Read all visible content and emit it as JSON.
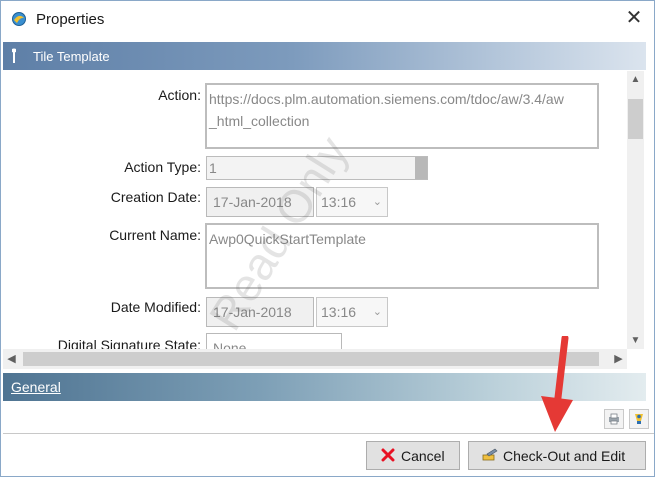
{
  "window": {
    "title": "Properties",
    "close_glyph": "✕"
  },
  "section": {
    "title": "Tile Template"
  },
  "fields": {
    "action_label": "Action:",
    "action_value_line1": "https://docs.plm.automation.siemens.com/tdoc/aw/3.4/aw",
    "action_value_line2": "_html_collection",
    "action_type_label": "Action Type:",
    "action_type_value": "1",
    "creation_date_label": "Creation Date:",
    "creation_date_value": "17-Jan-2018",
    "creation_time_value": "13:16",
    "current_name_label": "Current Name:",
    "current_name_value": "Awp0QuickStartTemplate",
    "date_modified_label": "Date Modified:",
    "date_modified_value": "17-Jan-2018",
    "modified_time_value": "13:16",
    "digital_signature_label": "Digital Signature State:",
    "digital_signature_value": "None"
  },
  "watermark": "Read Only",
  "general_tab": {
    "label": "General"
  },
  "buttons": {
    "cancel_label": "Cancel",
    "checkout_label": "Check-Out and Edit"
  },
  "icons": {
    "app": "teamcenter-app-icon",
    "wrench": "wrench-icon",
    "cancel": "red-x-icon",
    "checkout": "checkout-edit-icon",
    "annotation": "red-arrow-annotation"
  },
  "colors": {
    "section_header": "#5e7fa7",
    "general_bar": "#4f7492",
    "cancel_icon": "#e81123",
    "annotation_arrow": "#e53935"
  }
}
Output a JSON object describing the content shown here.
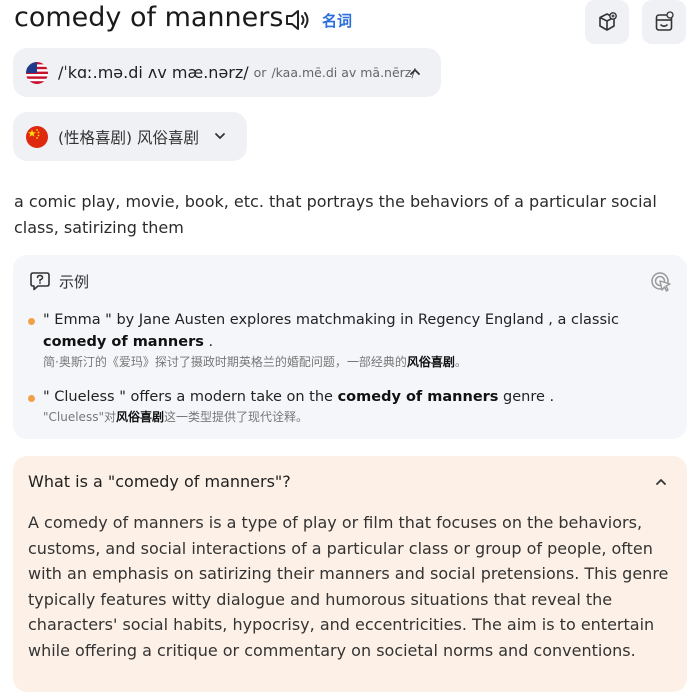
{
  "header": {
    "word": "comedy of manners",
    "part_of_speech": "名词",
    "icons": [
      "speaker-icon",
      "package-add-icon",
      "dictionary-icon"
    ]
  },
  "pronunciation_us": {
    "ipa": "/ˈkɑː.mə.di ʌv mæ.nərz/",
    "or_label": "or",
    "respelling": "/kaa.mē.di av mā.nērz/"
  },
  "translation_cn": {
    "text": "(性格喜剧) 风俗喜剧"
  },
  "definition": "a comic play, movie, book, etc. that portrays the behaviors of a particular social class, satirizing them",
  "examples": {
    "title": "示例",
    "items": [
      {
        "en_before": " \" Emma \" by Jane Austen explores matchmaking in Regency England , a classic ",
        "en_bold": "comedy of manners",
        "en_after": " .",
        "zh_before": "简·奥斯汀的《爱玛》探讨了摄政时期英格兰的婚配问题，一部经典的",
        "zh_bold": "风俗喜剧",
        "zh_after": "。"
      },
      {
        "en_before": " \" Clueless \" offers a modern take on the ",
        "en_bold": "comedy of manners",
        "en_after": " genre .",
        "zh_before": "\"Clueless\"对",
        "zh_bold": "风俗喜剧",
        "zh_after": "这一类型提供了现代诠释。"
      }
    ]
  },
  "faq": {
    "question": "What is a \"comedy of manners\"?",
    "answer": "A comedy of manners is a type of play or film that focuses on the behaviors, customs, and social interactions of a particular class or group of people, often with an emphasis on satirizing their manners and social pretensions. This genre typically features witty dialogue and humorous situations that reveal the characters' social habits, hypocrisy, and eccentricities. The aim is to entertain while offering a critique or commentary on societal norms and conventions."
  },
  "colors": {
    "accent_blue": "#2a6fdb",
    "bullet_orange": "#f2a14a",
    "faq_bg": "#fdf0e6",
    "pill_bg": "#eff1f4"
  }
}
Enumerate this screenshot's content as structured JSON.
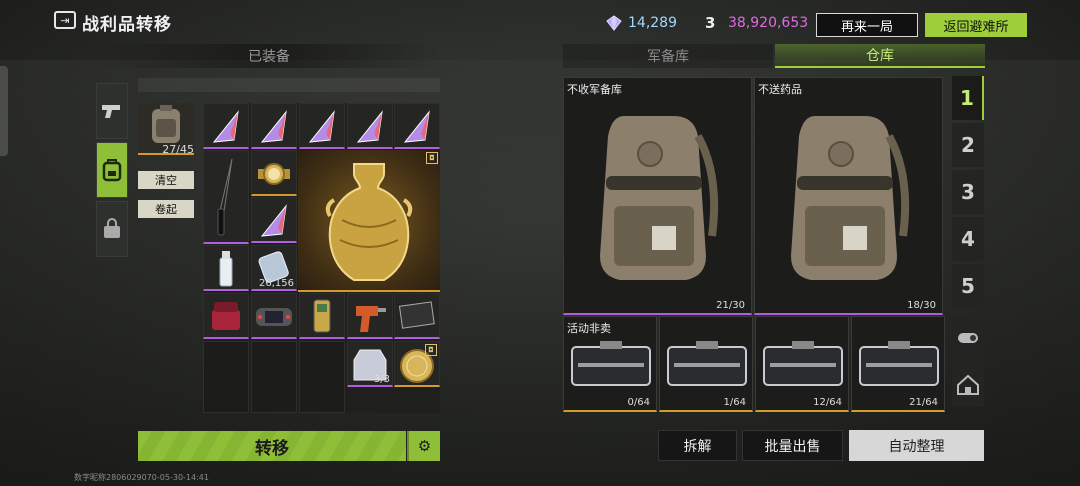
{
  "header": {
    "title": "战利品转移",
    "gems": "14,289",
    "coins": "38,920,653",
    "coin_icon": "3",
    "btn_again": "再来一局",
    "btn_back": "返回避难所"
  },
  "left": {
    "section_title": "已装备",
    "backpack_count": "27/45",
    "btn_clear": "清空",
    "btn_roll": "卷起",
    "items": {
      "tape_count": "26,156",
      "plate_count": "3/3",
      "badge": "◘"
    },
    "btn_transfer": "转移"
  },
  "right": {
    "tab_armory": "军备库",
    "tab_storage": "仓库",
    "big_boxes": [
      {
        "label": "不收军备库",
        "count": "21/30"
      },
      {
        "label": "不送药品",
        "count": "18/30"
      }
    ],
    "small_boxes": [
      {
        "label": "活动非卖",
        "count": "0/64"
      },
      {
        "label": "",
        "count": "1/64"
      },
      {
        "label": "",
        "count": "12/64"
      },
      {
        "label": "",
        "count": "21/64"
      }
    ],
    "pages": [
      "1",
      "2",
      "3",
      "4",
      "5"
    ],
    "btn_dismantle": "拆解",
    "btn_bulk_sell": "批量出售",
    "btn_auto_sort": "自动整理"
  },
  "footer": "数字昵称2806029070-05-30-14:41",
  "colors": {
    "accent": "#9ece3a",
    "purple_rarity": "#b05fdc",
    "gold_rarity": "#d49a30",
    "gem": "#9fd9ff",
    "coin": "#e06be0"
  }
}
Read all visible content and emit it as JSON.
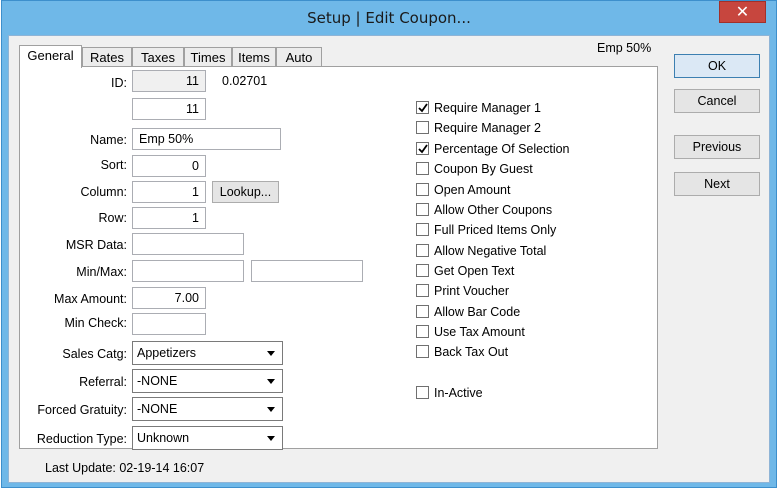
{
  "window": {
    "title": "Setup | Edit Coupon...",
    "close_glyph": "✕"
  },
  "tabs": [
    "General",
    "Rates",
    "Taxes",
    "Times",
    "Items",
    "Auto"
  ],
  "header_right": "Emp 50%",
  "buttons": {
    "ok": "OK",
    "cancel": "Cancel",
    "previous": "Previous",
    "next": "Next",
    "lookup": "Lookup..."
  },
  "form": {
    "id_label": "ID:",
    "id_value": "11",
    "id_extra": "0.02701",
    "id2_value": "11",
    "name_label": "Name:",
    "name_value": "Emp 50%",
    "sort_label": "Sort:",
    "sort_value": "0",
    "column_label": "Column:",
    "column_value": "1",
    "row_label": "Row:",
    "row_value": "1",
    "msr_label": "MSR Data:",
    "msr_value": "",
    "minmax_label": "Min/Max:",
    "min_value": "",
    "max_value": "",
    "max_amount_label": "Max Amount:",
    "max_amount_value": "7.00",
    "min_check_label": "Min Check:",
    "min_check_value": "",
    "sales_catg_label": "Sales Catg:",
    "sales_catg_value": "Appetizers",
    "referral_label": "Referral:",
    "referral_value": "-NONE",
    "forced_gratuity_label": "Forced Gratuity:",
    "forced_gratuity_value": "-NONE",
    "reduction_type_label": "Reduction Type:",
    "reduction_type_value": "Unknown"
  },
  "options": [
    {
      "label": "Require Manager 1",
      "checked": true
    },
    {
      "label": "Require Manager 2",
      "checked": false
    },
    {
      "label": "Percentage Of Selection",
      "checked": true
    },
    {
      "label": "Coupon By Guest",
      "checked": false
    },
    {
      "label": "Open Amount",
      "checked": false
    },
    {
      "label": "Allow Other Coupons",
      "checked": false
    },
    {
      "label": "Full Priced Items Only",
      "checked": false
    },
    {
      "label": "Allow Negative Total",
      "checked": false
    },
    {
      "label": "Get Open Text",
      "checked": false
    },
    {
      "label": "Print Voucher",
      "checked": false
    },
    {
      "label": "Allow Bar Code",
      "checked": false
    },
    {
      "label": "Use Tax Amount",
      "checked": false
    },
    {
      "label": "Back Tax Out",
      "checked": false
    }
  ],
  "inactive": {
    "label": "In-Active",
    "checked": false
  },
  "footer": {
    "last_update": "Last Update: 02-19-14 16:07"
  },
  "colors": {
    "titlebar": "#6fb8e8",
    "close": "#c7463e",
    "client": "#f0f0f0"
  }
}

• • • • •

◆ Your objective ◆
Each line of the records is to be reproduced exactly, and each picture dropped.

◆ Result ◆
Read all visible content and emit it as JSON.
{
  "window": {
    "title": "Properties",
    "close_glyph": "✕"
  },
  "section": {
    "title": "Tile Template"
  },
  "fields": {
    "action_label": "Action:",
    "action_value_line1": "https://docs.plm.automation.siemens.com/tdoc/aw/3.4/aw",
    "action_value_line2": "_html_collection",
    "action_type_label": "Action Type:",
    "action_type_value": "1",
    "creation_date_label": "Creation Date:",
    "creation_date_value": "17-Jan-2018",
    "creation_time_value": "13:16",
    "current_name_label": "Current Name:",
    "current_name_value": "Awp0QuickStartTemplate",
    "date_modified_label": "Date Modified:",
    "date_modified_value": "17-Jan-2018",
    "modified_time_value": "13:16",
    "digital_signature_label": "Digital Signature State:",
    "digital_signature_value": "None"
  },
  "watermark": "Read Only",
  "general_tab": {
    "label": "General"
  },
  "buttons": {
    "cancel_label": "Cancel",
    "checkout_label": "Check-Out and Edit"
  },
  "icons": {
    "app": "teamcenter-app-icon",
    "wrench": "wrench-icon",
    "cancel": "red-x-icon",
    "checkout": "checkout-edit-icon",
    "annotation": "red-arrow-annotation"
  },
  "colors": {
    "section_header": "#5e7fa7",
    "general_bar": "#4f7492",
    "cancel_icon": "#e81123",
    "annotation_arrow": "#e53935"
  }
}
Output a JSON object describing the content shown here.
{
  "header": {
    "word": "comedy of manners",
    "part_of_speech": "名词",
    "icons": [
      "speaker-icon",
      "package-add-icon",
      "dictionary-icon"
    ]
  },
  "pronunciation_us": {
    "ipa": "/ˈkɑː.mə.di ʌv mæ.nərz/",
    "or_label": "or",
    "respelling": "/kaa.mē.di av mā.nērz/"
  },
  "translation_cn": {
    "text": "(性格喜剧) 风俗喜剧"
  },
  "definition": "a comic play, movie, book, etc. that portrays the behaviors of a particular social class, satirizing them",
  "examples": {
    "title": "示例",
    "items": [
      {
        "en_before": " \" Emma \" by Jane Austen explores matchmaking in Regency England , a classic ",
        "en_bold": "comedy of manners",
        "en_after": " .",
        "zh_before": "简·奥斯汀的《爱玛》探讨了摄政时期英格兰的婚配问题，一部经典的",
        "zh_bold": "风俗喜剧",
        "zh_after": "。"
      },
      {
        "en_before": " \" Clueless \" offers a modern take on the ",
        "en_bold": "comedy of manners",
        "en_after": " genre .",
        "zh_before": "\"Clueless\"对",
        "zh_bold": "风俗喜剧",
        "zh_after": "这一类型提供了现代诠释。"
      }
    ]
  },
  "faq": {
    "question": "What is a \"comedy of manners\"?",
    "answer": "A comedy of manners is a type of play or film that focuses on the behaviors, customs, and social interactions of a particular class or group of people, often with an emphasis on satirizing their manners and social pretensions. This genre typically features witty dialogue and humorous situations that reveal the characters' social habits, hypocrisy, and eccentricities. The aim is to entertain while offering a critique or commentary on societal norms and conventions."
  },
  "colors": {
    "accent_blue": "#2a6fdb",
    "bullet_orange": "#f2a14a",
    "faq_bg": "#fdf0e6",
    "pill_bg": "#eff1f4"
  }
}
Enumerate this screenshot's content as structured JSON.
{
  "header": {
    "title": "战利品转移",
    "gems": "14,289",
    "coins": "38,920,653",
    "coin_icon": "3",
    "btn_again": "再来一局",
    "btn_back": "返回避难所"
  },
  "left": {
    "section_title": "已装备",
    "backpack_count": "27/45",
    "btn_clear": "清空",
    "btn_roll": "卷起",
    "items": {
      "tape_count": "26,156",
      "plate_count": "3/3",
      "badge": "◘"
    },
    "btn_transfer": "转移"
  },
  "right": {
    "tab_armory": "军备库",
    "tab_storage": "仓库",
    "big_boxes": [
      {
        "label": "不收军备库",
        "count": "21/30"
      },
      {
        "label": "不送药品",
        "count": "18/30"
      }
    ],
    "small_boxes": [
      {
        "label": "活动非卖",
        "count": "0/64"
      },
      {
        "label": "",
        "count": "1/64"
      },
      {
        "label": "",
        "count": "12/64"
      },
      {
        "label": "",
        "count": "21/64"
      }
    ],
    "pages": [
      "1",
      "2",
      "3",
      "4",
      "5"
    ],
    "btn_dismantle": "拆解",
    "btn_bulk_sell": "批量出售",
    "btn_auto_sort": "自动整理"
  },
  "footer": "数字昵称2806029070-05-30-14:41",
  "colors": {
    "accent": "#9ece3a",
    "purple_rarity": "#b05fdc",
    "gold_rarity": "#d49a30",
    "gem": "#9fd9ff",
    "coin": "#e06be0"
  }
}
Read all visible content and emit it as JSON.
{
  "window": {
    "title": "Setup | Edit Coupon...",
    "close_glyph": "✕"
  },
  "tabs": [
    "General",
    "Rates",
    "Taxes",
    "Times",
    "Items",
    "Auto"
  ],
  "header_right": "Emp 50%",
  "buttons": {
    "ok": "OK",
    "cancel": "Cancel",
    "previous": "Previous",
    "next": "Next",
    "lookup": "Lookup..."
  },
  "form": {
    "id_label": "ID:",
    "id_value": "11",
    "id_extra": "0.02701",
    "id2_value": "11",
    "name_label": "Name:",
    "name_value": "Emp 50%",
    "sort_label": "Sort:",
    "sort_value": "0",
    "column_label": "Column:",
    "column_value": "1",
    "row_label": "Row:",
    "row_value": "1",
    "msr_label": "MSR Data:",
    "msr_value": "",
    "minmax_label": "Min/Max:",
    "min_value": "",
    "max_value": "",
    "max_amount_label": "Max Amount:",
    "max_amount_value": "7.00",
    "min_check_label": "Min Check:",
    "min_check_value": "",
    "sales_catg_label": "Sales Catg:",
    "sales_catg_value": "Appetizers",
    "referral_label": "Referral:",
    "referral_value": "-NONE",
    "forced_gratuity_label": "Forced Gratuity:",
    "forced_gratuity_value": "-NONE",
    "reduction_type_label": "Reduction Type:",
    "reduction_type_value": "Unknown"
  },
  "options": [
    {
      "label": "Require Manager 1",
      "checked": true
    },
    {
      "label": "Require Manager 2",
      "checked": false
    },
    {
      "label": "Percentage Of Selection",
      "checked": true
    },
    {
      "label": "Coupon By Guest",
      "checked": false
    },
    {
      "label": "Open Amount",
      "checked": false
    },
    {
      "label": "Allow Other Coupons",
      "checked": false
    },
    {
      "label": "Full Priced Items Only",
      "checked": false
    },
    {
      "label": "Allow Negative Total",
      "checked": false
    },
    {
      "label": "Get Open Text",
      "checked": false
    },
    {
      "label": "Print Voucher",
      "checked": false
    },
    {
      "label": "Allow Bar Code",
      "checked": false
    },
    {
      "label": "Use Tax Amount",
      "checked": false
    },
    {
      "label": "Back Tax Out",
      "checked": false
    }
  ],
  "inactive": {
    "label": "In-Active",
    "checked": false
  },
  "footer": {
    "last_update": "Last Update: 02-19-14 16:07"
  },
  "colors": {
    "titlebar": "#6fb8e8",
    "close": "#c7463e",
    "client": "#f0f0f0"
  }
}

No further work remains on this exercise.